She angrily said, “These chairs are ours.”
The attendant had noticed them moving and politely said, “Ma’am, you have chairs,” pointing to where they were sitting.
The angry woman said, “These are saved for our friends.”
Things went downhill from there, although no punches were thrown. Finally, a security guard pointed out that this wasn’t acceptable they could be evicted from all of the deck chairs. So, the two went back to where they were sitting, glaring the entire time. The mother with the daughters, on the other hand, was thrilled.
I’d like to say this was an isolated incident limited to this cruise, but I personally can’t remember a cruise where saving chairs didn’t become an issue.
A couple years ago several security guards were called when a young lawyer on his honeymoon finally became enraged at a woman who shooed two children away from two of “her seats” at 1 p.m. (Her claim, her sons slept late and she wanted to make sure they could be near her. And no, 1 p.m. is not a misprint.)
The young man told me he and his wife were out every morning at 8 a.m. and it was the same every day. He had finally decided that “justice should be served.”
Many deck-chair hoarders aren’t even noticed. Unless someone’s actually sitting next to empty chairs for a while, it’s hard to tell which chairs really are being used occasionally and which are just “claimed.”
In fact, even vacationers who repeatedly wander the decks looking for a good place to sit may have no way of knowing if a particular chair has been used since they last looked, unless they enlist their fellow cruisers to keep a lookout.
Cruise lines are increasingly aware of the issue, and most of them are trying to institute policies such as the 30-minute rule to ensure fairness. But it’s a tough problem.
I don’t fault folks who save a seat for 35, or even 45 minutes while they eat lunch. But there is something irritating about the cruise experience where a surprising number of people decide chairs are theirs for the day.
At some land-based resorts, guests can rent cabanas or chairs by the day. Generally cruise ships have not adopted that policy. In a world where travelers are increasingly being charged for things that used to be free, the idea of renting deck chairs has to be both a boon as a potential revenue source and a worry for cruise lines who don’t want to push their customers to competitors.

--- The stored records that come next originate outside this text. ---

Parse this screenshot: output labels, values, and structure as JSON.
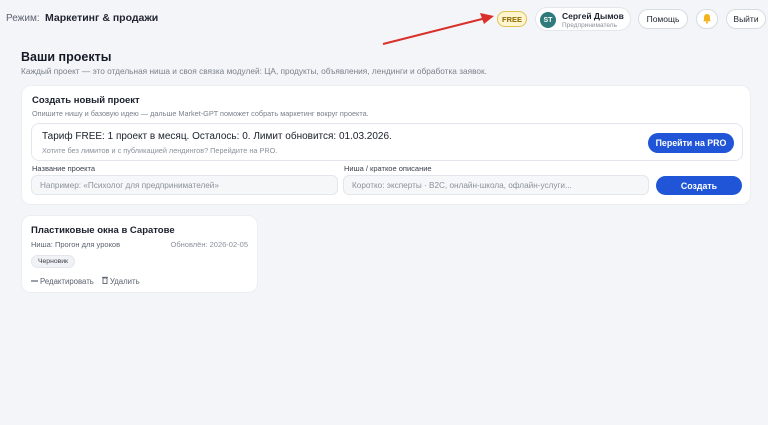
{
  "header": {
    "mode_label": "Режим:",
    "mode_value": "Маркетинг & продажи",
    "plan_badge": "FREE",
    "user": {
      "initials": "ST",
      "name": "Сергей Дымов",
      "role": "Предприниматель"
    },
    "help_label": "Помощь",
    "logout_label": "Выйти"
  },
  "page": {
    "title": "Ваши проекты",
    "subtitle": "Каждый проект — это отдельная ниша и своя связка модулей: ЦА, продукты, объявления, лендинги и обработка заявок."
  },
  "create": {
    "title": "Создать новый проект",
    "subtitle": "Опишите нишу и базовую идею — дальше Market-GPT поможет собрать маркетинг вокруг проекта.",
    "tariff_main": "Тариф FREE: 1 проект в месяц. Осталось: 0. Лимит обновится: 01.03.2026.",
    "tariff_sub": "Хотите без лимитов и с публикацией лендингов? Перейдите на PRO.",
    "pro_button": "Перейти на PRO",
    "name_label": "Название проекта",
    "name_placeholder": "Например: «Психолог для предпринимателей»",
    "niche_label": "Ниша / краткое описание",
    "niche_placeholder": "Коротко: эксперты · B2C, онлайн-школа, офлайн-услуги...",
    "create_button": "Создать"
  },
  "projects": [
    {
      "title": "Пластиковые окна в Саратове",
      "niche": "Ниша: Прогон для уроков",
      "updated": "Обновлён: 2026-02-05",
      "status": "Черновик",
      "edit_label": "Редактировать",
      "delete_label": "Удалить"
    }
  ],
  "icons": {
    "bell": "bell-icon",
    "edit": "edit-icon",
    "delete": "trash-icon"
  },
  "colors": {
    "accent": "#1f55d6",
    "free_badge_bg": "#fff6cf",
    "avatar": "#2f7b7b",
    "annotation_arrow": "#d9302c"
  }
}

If any Consumer Traveler readers have particularly good stories from the deck-chair wars, or suggestions to improve the situation, please add them in comments. Teaching people good manners is a nice thought, but then there is the little matter of making sure those same people don’t leave home without them.